Playing this week in a brand new restoration at the Film Forum, with a new effective score by Carl Davis (conducted by Davis and performed by The Luxembourg Radio Symphony Orchestra), Intolerance is almost 100 years old and is an extraordinary accomplishment, and far more than a curiosity, or just an artifact of cinema's beginnings.
Bio: Sheila O'Malley's work has appeared in The Sewanee Review and Salon.com. She writes a monthly essay on film for Fandor, and also contributes pieces to The House Next Door, official blog of Slant Magazine. She contributes occasional reviews of film noir classics at Noir of the Week.
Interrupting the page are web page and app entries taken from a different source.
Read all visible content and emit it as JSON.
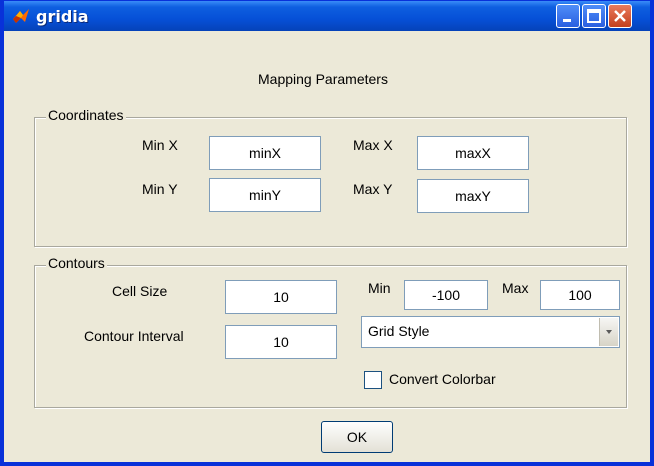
{
  "window": {
    "title": "gridia"
  },
  "header": {
    "title": "Mapping Parameters"
  },
  "coordinates": {
    "title": "Coordinates",
    "min_x_label": "Min X",
    "min_x_value": "minX",
    "max_x_label": "Max X",
    "max_x_value": "maxX",
    "min_y_label": "Min Y",
    "min_y_value": "minY",
    "max_y_label": "Max Y",
    "max_y_value": "maxY"
  },
  "contours": {
    "title": "Contours",
    "cell_size_label": "Cell Size",
    "cell_size_value": "10",
    "contour_interval_label": "Contour Interval",
    "contour_interval_value": "10",
    "min_label": "Min",
    "min_value": "-100",
    "max_label": "Max",
    "max_value": "100",
    "grid_style_value": "Grid Style",
    "convert_colorbar_label": "Convert Colorbar",
    "convert_colorbar_checked": false
  },
  "footer": {
    "ok_label": "OK"
  },
  "colors": {
    "titlebar": "#0650d7",
    "dialog_bg": "#ece9d8",
    "close_button": "#c4401e"
  },
  "icons": {
    "app": "matlab-icon",
    "minimize": "minimize-icon",
    "maximize": "maximize-icon",
    "close": "close-icon"
  }
}
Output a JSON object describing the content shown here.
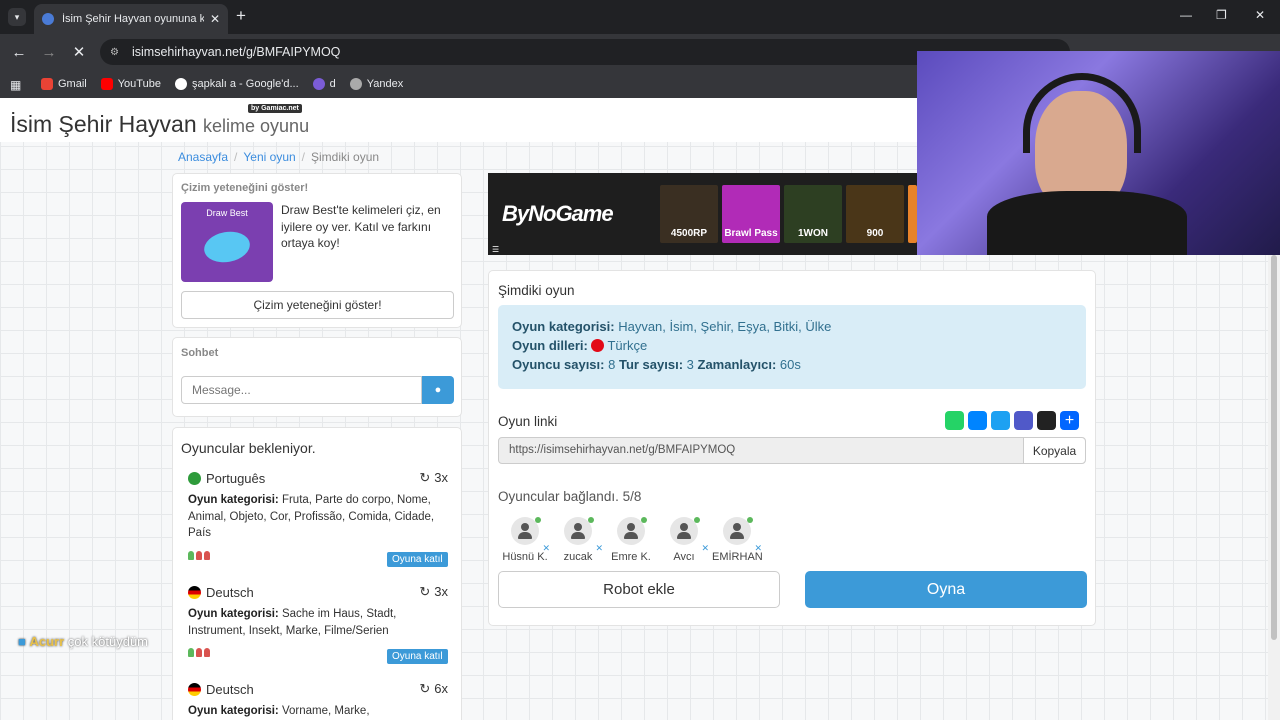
{
  "browser": {
    "tab_title": "İsim Şehir Hayvan oyununa katıl",
    "url": "isimsehirhayvan.net/g/BMFAIPYMOQ",
    "bookmarks": [
      {
        "label": "Gmail"
      },
      {
        "label": "YouTube"
      },
      {
        "label": "şapkalı a - Google'd..."
      },
      {
        "label": "d"
      },
      {
        "label": "Yandex"
      }
    ]
  },
  "site": {
    "title": "İsim Şehir Hayvan",
    "subtitle": "kelime oyunu",
    "badge": "by Gamiac.net"
  },
  "breadcrumb": {
    "home": "Anasayfa",
    "new_game": "Yeni oyun",
    "current": "Şimdiki oyun"
  },
  "draw": {
    "title": "Çizim yeteneğini göster!",
    "img_label": "Draw Best",
    "text": "Draw Best'te kelimeleri çiz, en iyilere oy ver. Katıl ve farkını ortaya koy!",
    "button": "Çizim yeteneğini göster!"
  },
  "chat": {
    "title": "Sohbet",
    "placeholder": "Message..."
  },
  "waiting": {
    "title": "Oyuncular bekleniyor.",
    "join_label": "Oyuna katıl",
    "cat_label": "Oyun kategorisi:",
    "games": [
      {
        "lang": "Português",
        "rounds": "3x",
        "categories": "Fruta, Parte do corpo, Nome, Animal, Objeto, Cor, Profissão, Comida, Cidade, País"
      },
      {
        "lang": "Deutsch",
        "rounds": "3x",
        "categories": "Sache im Haus, Stadt, Instrument, Insekt, Marke, Filme/Serien"
      },
      {
        "lang": "Deutsch",
        "rounds": "6x",
        "categories": "Vorname, Marke,"
      }
    ]
  },
  "ad": {
    "brand": "ByNoGame",
    "tiles": [
      "4500RP",
      "Brawl Pass",
      "1WON",
      "900"
    ]
  },
  "game": {
    "title": "Şimdiki oyun",
    "cat_label": "Oyun kategorisi:",
    "cat_value": "Hayvan, İsim, Şehir, Eşya, Bitki, Ülke",
    "lang_label": "Oyun dilleri:",
    "lang_value": "Türkçe",
    "players_label": "Oyuncu sayısı:",
    "players_value": "8",
    "rounds_label": "Tur sayısı:",
    "rounds_value": "3",
    "timer_label": "Zamanlayıcı:",
    "timer_value": "60s",
    "link_label": "Oyun linki",
    "link_value": "https://isimsehirhayvan.net/g/BMFAIPYMOQ",
    "copy": "Kopyala",
    "connected": "Oyuncular bağlandı. 5/8",
    "players": [
      {
        "name": "Hüsnü K."
      },
      {
        "name": "zucak"
      },
      {
        "name": "Emre K."
      },
      {
        "name": "Avcı"
      },
      {
        "name": "EMİRHAN"
      }
    ],
    "robot_button": "Robot ekle",
    "play_button": "Oyna"
  },
  "overlay": {
    "user": "Acurr",
    "message": "çok kötüydüm"
  },
  "colors": {
    "accent": "#3c9ad8",
    "info_bg": "#d9edf7"
  }
}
Her personal blog is The Sheila Variations.
Cinema Komunisto documents the vibrant, globally relevant film industry in Tito's Yugoslavia; The Miners' Hymns recalls, with very little annotation, the coalmining region of Northern England.
Three very different documentaries at the Tribeca Film Festival deal with the concept of family, which is often in the news these days in the context of efforts by regressive groups to define what "family" means.
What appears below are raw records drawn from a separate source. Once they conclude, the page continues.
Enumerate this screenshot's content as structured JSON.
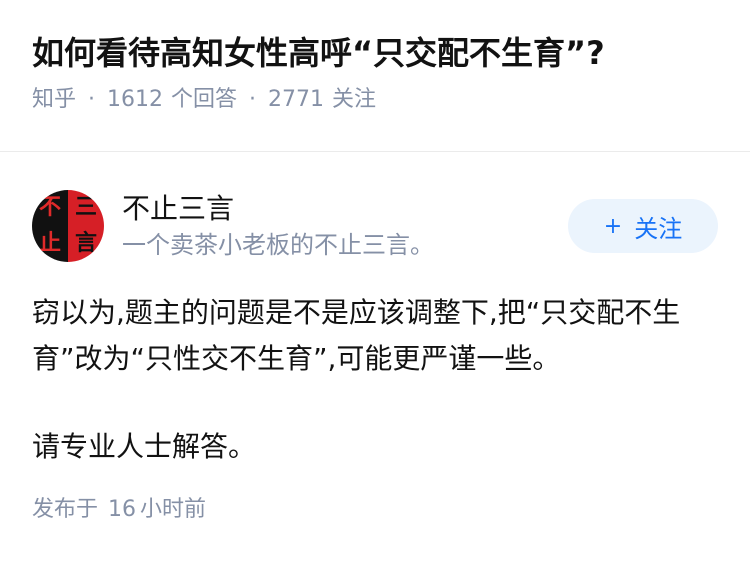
{
  "question": {
    "title": "如何看待高知女性高呼“只交配不生育”?",
    "source": "知乎",
    "answer_count": "1612",
    "answer_label": "个回答",
    "follower_count": "2771",
    "follower_label": "关注"
  },
  "answer": {
    "author": {
      "name": "不止三言",
      "bio": "一个卖茶小老板的不止三言。",
      "avatar_chars": [
        "不",
        "三",
        "止",
        "言"
      ]
    },
    "follow_button": {
      "plus": "+",
      "label": "关注"
    },
    "paragraphs": [
      "窃以为,题主的问题是不是应该调整下,把“只交配不生育”改为“只性交不生育”,可能更严谨一些。",
      "请专业人士解答。"
    ],
    "footer": {
      "published_label": "发布于",
      "published_num": "16",
      "published_unit": "小时前"
    }
  },
  "colors": {
    "meta_gray": "#8590a6",
    "follow_bg": "#ebf4fd",
    "follow_text": "#1772f6",
    "avatar_red": "#d61f26",
    "avatar_black": "#111111"
  }
}
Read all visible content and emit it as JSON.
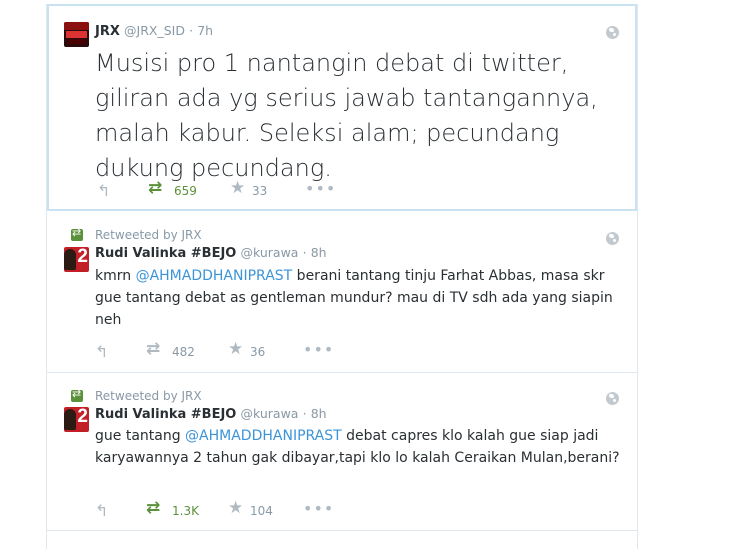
{
  "tweets": [
    {
      "fullname": "JRX",
      "username": "@JRX_SID",
      "dot": "·",
      "time": "7h",
      "text": "Musisi pro 1 nantangin debat di twitter, giliran ada yg serius jawab tantangannya, malah kabur. Seleksi alam; pecundang dukung pecundang.",
      "retweets": "659",
      "favorites": "33",
      "retweeted": true
    },
    {
      "context": "Retweeted by JRX",
      "fullname": "Rudi Valinka #BEJO",
      "username": "@kurawa",
      "dot": "·",
      "time": "8h",
      "text_before": "kmrn ",
      "mention": "@AHMADDHANIPRAST",
      "text_after": " berani tantang tinju Farhat Abbas, masa skr gue tantang debat as gentleman mundur? mau di TV sdh ada yang siapin neh",
      "retweets": "482",
      "favorites": "36",
      "retweeted": false
    },
    {
      "context": "Retweeted by JRX",
      "fullname": "Rudi Valinka #BEJO",
      "username": "@kurawa",
      "dot": "·",
      "time": "8h",
      "text_before": "gue tantang ",
      "mention": "@AHMADDHANIPRAST",
      "text_after": " debat capres klo kalah gue siap jadi karyawannya 2 tahun gak dibayar,tapi klo lo kalah Ceraikan Mulan,berani?",
      "retweets": "1.3K",
      "favorites": "104",
      "retweeted": true
    }
  ],
  "icons": {
    "reply": "reply-icon",
    "retweet": "retweet-icon",
    "favorite": "star-icon",
    "more": "more-icon",
    "globe": "globe-icon"
  },
  "colors": {
    "link": "#3b94d9",
    "retweet_active": "#5c913b",
    "muted": "#8899a6",
    "focus_border": "#c8e2f1"
  }
}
Considering the fact that Egyptians are freshly off toppling their long-entrenched government, Egyptian-American director Hesham Issawi's Cairo Exit may be the most timely film in the entire Tribeca Film Festival.
Michael Winterbottom's The Trip, starring Steve Coogan and Rob Brydon, gets at the underlying sadness of two very funny characters.
A French director has managed the improbably feat of making an entertaining movie that says something new about social media.
Rabies announces Israel as an instant, serious player in the slasher-film genre.
In a Better World is a movie about bullying, and about how power works.
It's probably not fair to judge a Jane Eyre movie on what isn't in it. But that's what you get if you make a movie about an incredibly well-known book.
In Certified Copy, a beautiful, provocative movie about a couple's search for genuineness, Kiarostami gets the audience in on the joke.
Cold Weather is something extraordinary: a sometimes-meandering, but consistently gripping, independent movie that isn't afraid to mean what it says.